(Records contained in a dataset)
◇ ◇ ◇ ◇ ◇
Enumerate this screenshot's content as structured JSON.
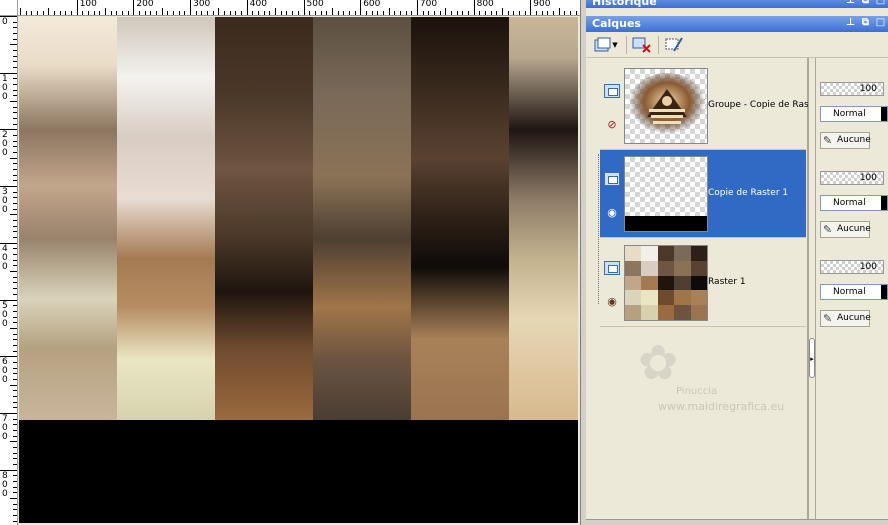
{
  "rulers": {
    "top_labels": [
      "100",
      "200",
      "300",
      "400",
      "500",
      "600",
      "700",
      "800",
      "900"
    ],
    "left_labels": [
      "0",
      "100",
      "200",
      "300",
      "400",
      "500",
      "600",
      "700",
      "800"
    ]
  },
  "panels": {
    "history": {
      "title": "Historique"
    },
    "layers": {
      "title": "Calques"
    }
  },
  "layers": [
    {
      "name": "Groupe - Copie de Raster 1",
      "opacity": "100",
      "blend_mode": "Normal",
      "mask": "Aucune",
      "visible": false,
      "selected": false
    },
    {
      "name": "Copie de Raster 1",
      "opacity": "100",
      "blend_mode": "Normal",
      "mask": "Aucune",
      "visible": true,
      "selected": true
    },
    {
      "name": "Raster 1",
      "opacity": "100",
      "blend_mode": "Normal",
      "mask": "Aucune",
      "visible": true,
      "selected": false
    }
  ],
  "watermark": {
    "author": "Pinuccia",
    "site": "www.maidiregrafica.eu"
  },
  "icons": {
    "title_buttons": [
      "pin-icon",
      "restore-icon",
      "close-icon"
    ],
    "toolbar": [
      "new-layer-icon",
      "delete-layer-icon",
      "layer-properties-icon"
    ]
  },
  "colors": {
    "title_bar": "#3b6fd6",
    "selected_row": "#316ac5",
    "panel_bg": "#ece9d8"
  }
}
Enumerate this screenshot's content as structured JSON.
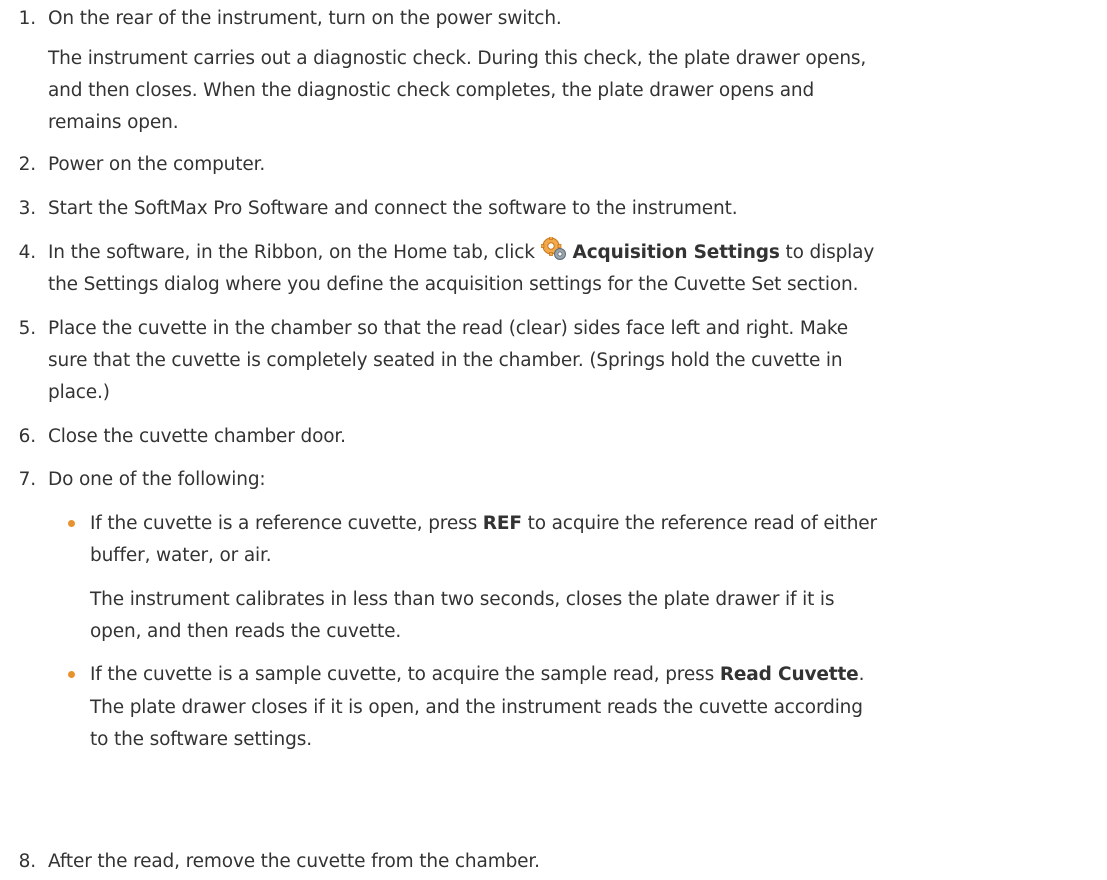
{
  "steps": [
    {
      "num": "1.",
      "text": "On the rear of the instrument, turn on the power switch.",
      "detail": [
        "The instrument carries out a diagnostic check. During this check, the plate drawer opens,",
        "and then closes. When the diagnostic check completes, the plate drawer opens and",
        "remains open."
      ]
    },
    {
      "num": "2.",
      "text": "Power on the computer."
    },
    {
      "num": "3.",
      "text": "Start the SoftMax Pro Software and connect the software to the instrument."
    },
    {
      "num": "4.",
      "pre": "In the software, in the Ribbon, on the Home tab, click",
      "bold": "Acquisition Settings",
      "post": "to display",
      "line2": "the Settings dialog where you define the acquisition settings for the Cuvette Set section.",
      "icon": "acquisition-settings-icon"
    },
    {
      "num": "5.",
      "lines": [
        "Place the cuvette in the chamber so that the read (clear) sides face left and right. Make",
        "sure that the cuvette is completely seated in the chamber. (Springs hold the cuvette in",
        "place.)"
      ]
    },
    {
      "num": "6.",
      "text": "Close the cuvette chamber door."
    },
    {
      "num": "7.",
      "text": "Do one of the following:",
      "options": [
        {
          "pre": "If the cuvette is a reference cuvette, press",
          "bold": "REF",
          "post": "to acquire the reference read of either",
          "line2": "buffer, water, or air.",
          "detail": [
            "The instrument calibrates in less than two seconds, closes the plate drawer if it is",
            "open, and then reads the cuvette."
          ]
        },
        {
          "pre": "If the cuvette is a sample cuvette, to acquire the sample read, press",
          "bold": "Read Cuvette",
          "post": ".",
          "detail": [
            "The plate drawer closes if it is open, and the instrument reads the cuvette according",
            "to the software settings."
          ]
        }
      ]
    },
    {
      "num": "8.",
      "text": "After the read, remove the cuvette from the chamber."
    }
  ],
  "colors": {
    "text": "#333333",
    "bullet": "#e8922e"
  }
}
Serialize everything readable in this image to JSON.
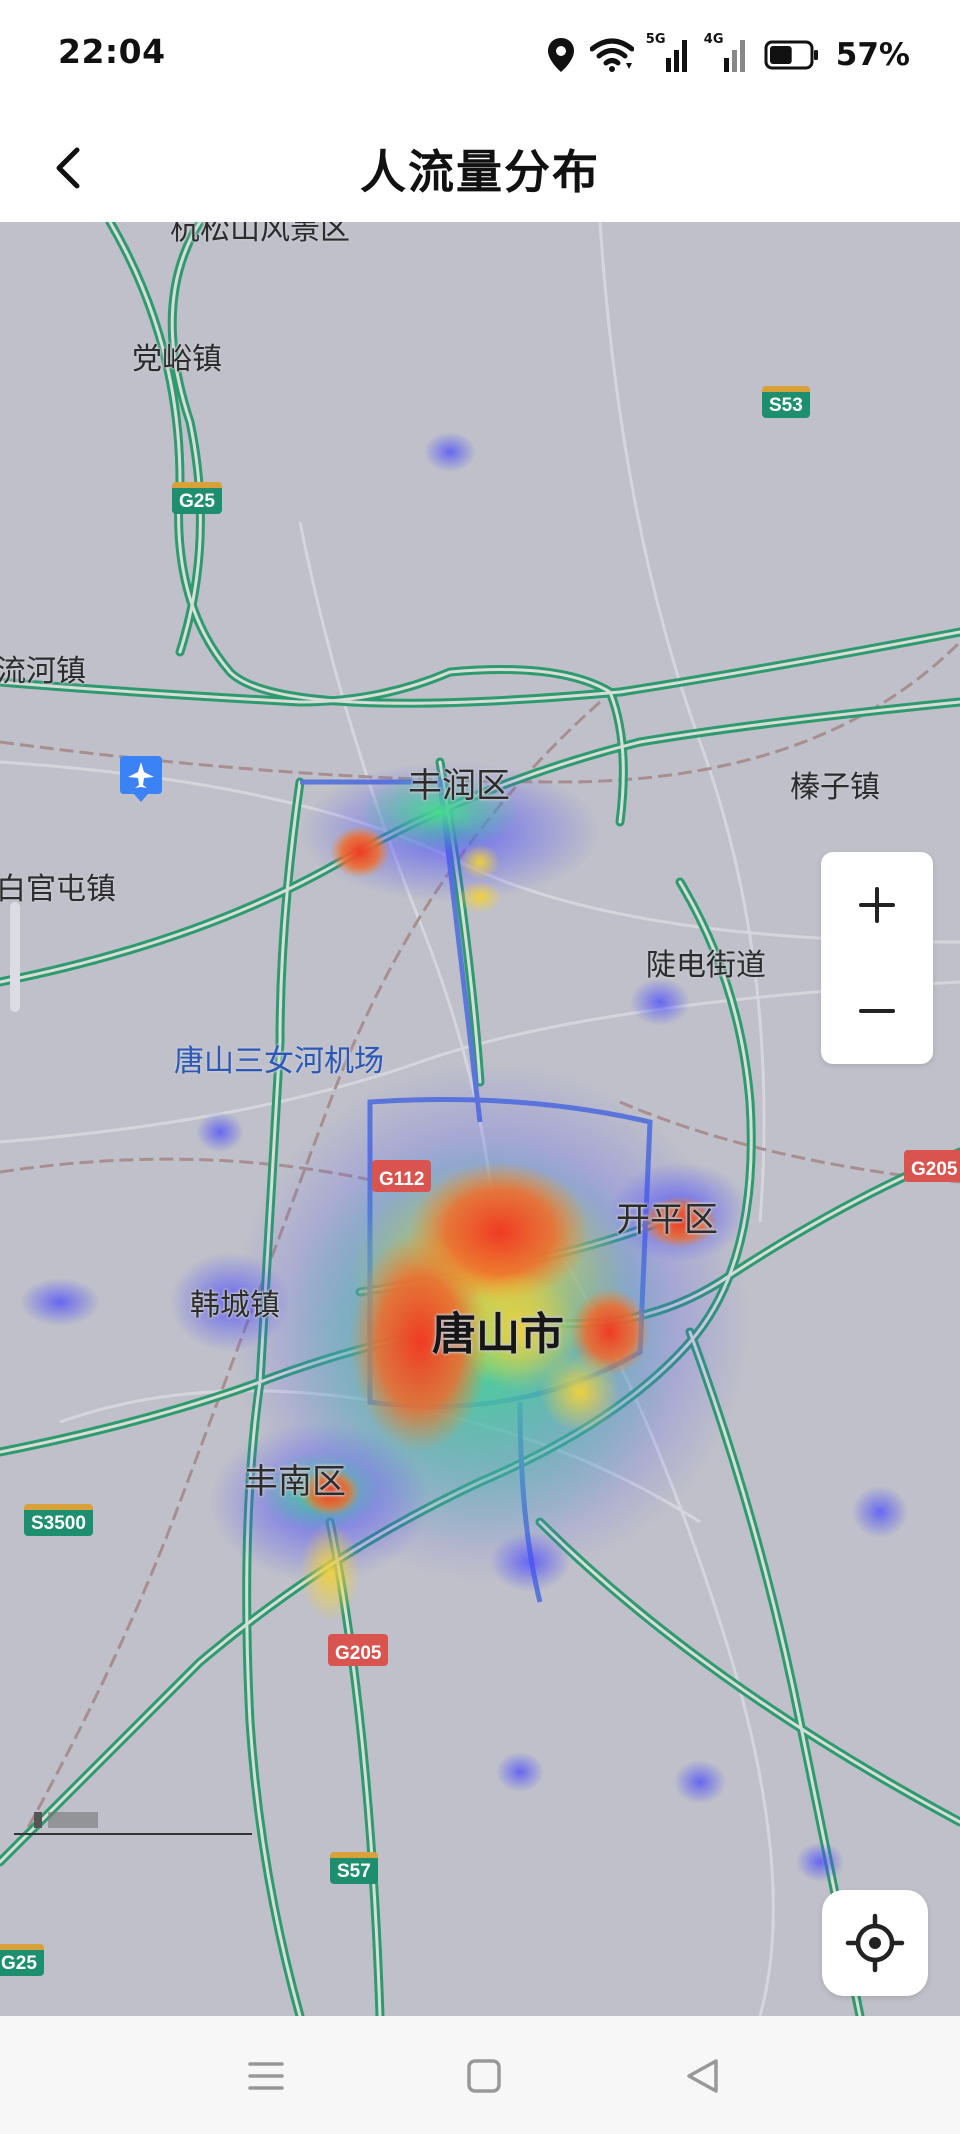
{
  "status_bar": {
    "time": "22:04",
    "icons": [
      "location-icon",
      "wifi-icon",
      "signal-5g-icon",
      "signal-4g-icon",
      "battery-icon"
    ],
    "signal_1_tag": "5G",
    "signal_2_tag": "4G",
    "battery_percent": "57%",
    "battery_level": 0.57
  },
  "header": {
    "title": "人流量分布",
    "back_icon": "chevron-left-icon"
  },
  "map": {
    "places": {
      "top_partial": "杭松山风景区",
      "dangyu": "党峪镇",
      "liuhe": "流河镇",
      "fengrun": "丰润区",
      "zhenzi": "榛子镇",
      "baiguantun": "白官屯镇",
      "ludian": "陡电街道",
      "airport": "唐山三女河机场",
      "kaiping": "开平区",
      "hancheng": "韩城镇",
      "tangshan": "唐山市",
      "fengnan": "丰南区"
    },
    "shields": {
      "s53": "S53",
      "g25_top": "G25",
      "g112": "G112",
      "g205_right": "G205",
      "s3500": "S3500",
      "g205_bottom": "G205",
      "s57": "S57",
      "g25_bottom": "G25"
    },
    "colors": {
      "land": "#bfc0c9",
      "expressway": "#2e9b6f",
      "heat_low": "#4f4fe0",
      "heat_mid": "#3ecf7a",
      "heat_high": "#f04a2a"
    }
  },
  "controls": {
    "zoom_in_icon": "plus-icon",
    "zoom_out_icon": "minus-icon",
    "locate_icon": "locate-target-icon"
  },
  "nav_bar": {
    "icons": [
      "menu-icon",
      "home-square-icon",
      "back-triangle-icon"
    ]
  }
}
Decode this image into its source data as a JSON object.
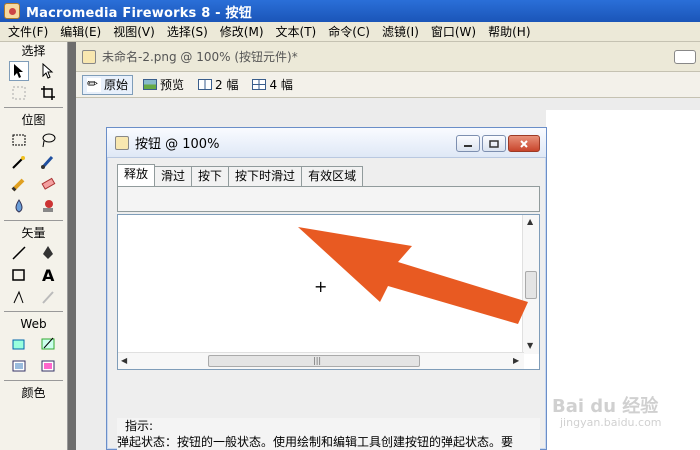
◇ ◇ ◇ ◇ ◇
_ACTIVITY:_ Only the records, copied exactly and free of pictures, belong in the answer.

_EXERCISE SOLUTION:_
Enumerate this screenshot's content as structured JSON.
{
  "rulers": {
    "top_labels": [
      "100",
      "200",
      "300",
      "400",
      "500",
      "600",
      "700",
      "800",
      "900"
    ],
    "left_labels": [
      "0",
      "100",
      "200",
      "300",
      "400",
      "500",
      "600",
      "700",
      "800"
    ]
  },
  "panels": {
    "history": {
      "title": "Historique"
    },
    "layers": {
      "title": "Calques"
    }
  },
  "layers": [
    {
      "name": "Groupe - Copie de Raster 1",
      "opacity": "100",
      "blend_mode": "Normal",
      "mask": "Aucune",
      "visible": false,
      "selected": false
    },
    {
      "name": "Copie de Raster 1",
      "opacity": "100",
      "blend_mode": "Normal",
      "mask": "Aucune",
      "visible": true,
      "selected": true
    },
    {
      "name": "Raster 1",
      "opacity": "100",
      "blend_mode": "Normal",
      "mask": "Aucune",
      "visible": true,
      "selected": false
    }
  ],
  "watermark": {
    "author": "Pinuccia",
    "site": "www.maidiregrafica.eu"
  },
  "icons": {
    "title_buttons": [
      "pin-icon",
      "restore-icon",
      "close-icon"
    ],
    "toolbar": [
      "new-layer-icon",
      "delete-layer-icon",
      "layer-properties-icon"
    ]
  },
  "colors": {
    "title_bar": "#3b6fd6",
    "selected_row": "#316ac5",
    "panel_bg": "#ece9d8"
  }
}
Enumerate this screenshot's content as structured JSON.
{
  "steps": [
    {
      "num": "1.",
      "text": "On the rear of the instrument, turn on the power switch.",
      "detail": [
        "The instrument carries out a diagnostic check. During this check, the plate drawer opens,",
        "and then closes. When the diagnostic check completes, the plate drawer opens and",
        "remains open."
      ]
    },
    {
      "num": "2.",
      "text": "Power on the computer."
    },
    {
      "num": "3.",
      "text": "Start the SoftMax Pro Software and connect the software to the instrument."
    },
    {
      "num": "4.",
      "pre": "In the software, in the Ribbon, on the Home tab, click",
      "bold": "Acquisition Settings",
      "post": "to display",
      "line2": "the Settings dialog where you define the acquisition settings for the Cuvette Set section.",
      "icon": "acquisition-settings-icon"
    },
    {
      "num": "5.",
      "lines": [
        "Place the cuvette in the chamber so that the read (clear) sides face left and right. Make",
        "sure that the cuvette is completely seated in the chamber. (Springs hold the cuvette in",
        "place.)"
      ]
    },
    {
      "num": "6.",
      "text": "Close the cuvette chamber door."
    },
    {
      "num": "7.",
      "text": "Do one of the following:",
      "options": [
        {
          "pre": "If the cuvette is a reference cuvette, press",
          "bold": "REF",
          "post": "to acquire the reference read of either",
          "line2": "buffer, water, or air.",
          "detail": [
            "The instrument calibrates in less than two seconds, closes the plate drawer if it is",
            "open, and then reads the cuvette."
          ]
        },
        {
          "pre": "If the cuvette is a sample cuvette, to acquire the sample read, press",
          "bold": "Read Cuvette",
          "post": ".",
          "detail": [
            "The plate drawer closes if it is open, and the instrument reads the cuvette according",
            "to the software settings."
          ]
        }
      ]
    },
    {
      "num": "8.",
      "text": "After the read, remove the cuvette from the chamber."
    }
  ],
  "colors": {
    "text": "#333333",
    "bullet": "#e8922e"
  }
}
Serialize everything readable in this image to JSON.
{
  "status_bar": {
    "time": "22:04",
    "icons": [
      "location-icon",
      "wifi-icon",
      "signal-5g-icon",
      "signal-4g-icon",
      "battery-icon"
    ],
    "signal_1_tag": "5G",
    "signal_2_tag": "4G",
    "battery_percent": "57%",
    "battery_level": 0.57
  },
  "header": {
    "title": "人流量分布",
    "back_icon": "chevron-left-icon"
  },
  "map": {
    "places": {
      "top_partial": "杭松山风景区",
      "dangyu": "党峪镇",
      "liuhe": "流河镇",
      "fengrun": "丰润区",
      "zhenzi": "榛子镇",
      "baiguantun": "白官屯镇",
      "ludian": "陡电街道",
      "airport": "唐山三女河机场",
      "kaiping": "开平区",
      "hancheng": "韩城镇",
      "tangshan": "唐山市",
      "fengnan": "丰南区"
    },
    "shields": {
      "s53": "S53",
      "g25_top": "G25",
      "g112": "G112",
      "g205_right": "G205",
      "s3500": "S3500",
      "g205_bottom": "G205",
      "s57": "S57",
      "g25_bottom": "G25"
    },
    "colors": {
      "land": "#bfc0c9",
      "expressway": "#2e9b6f",
      "heat_low": "#4f4fe0",
      "heat_mid": "#3ecf7a",
      "heat_high": "#f04a2a"
    }
  },
  "controls": {
    "zoom_in_icon": "plus-icon",
    "zoom_out_icon": "minus-icon",
    "locate_icon": "locate-target-icon"
  },
  "nav_bar": {
    "icons": [
      "menu-icon",
      "home-square-icon",
      "back-triangle-icon"
    ]
  }
}
Decode this image into its source data as a JSON object.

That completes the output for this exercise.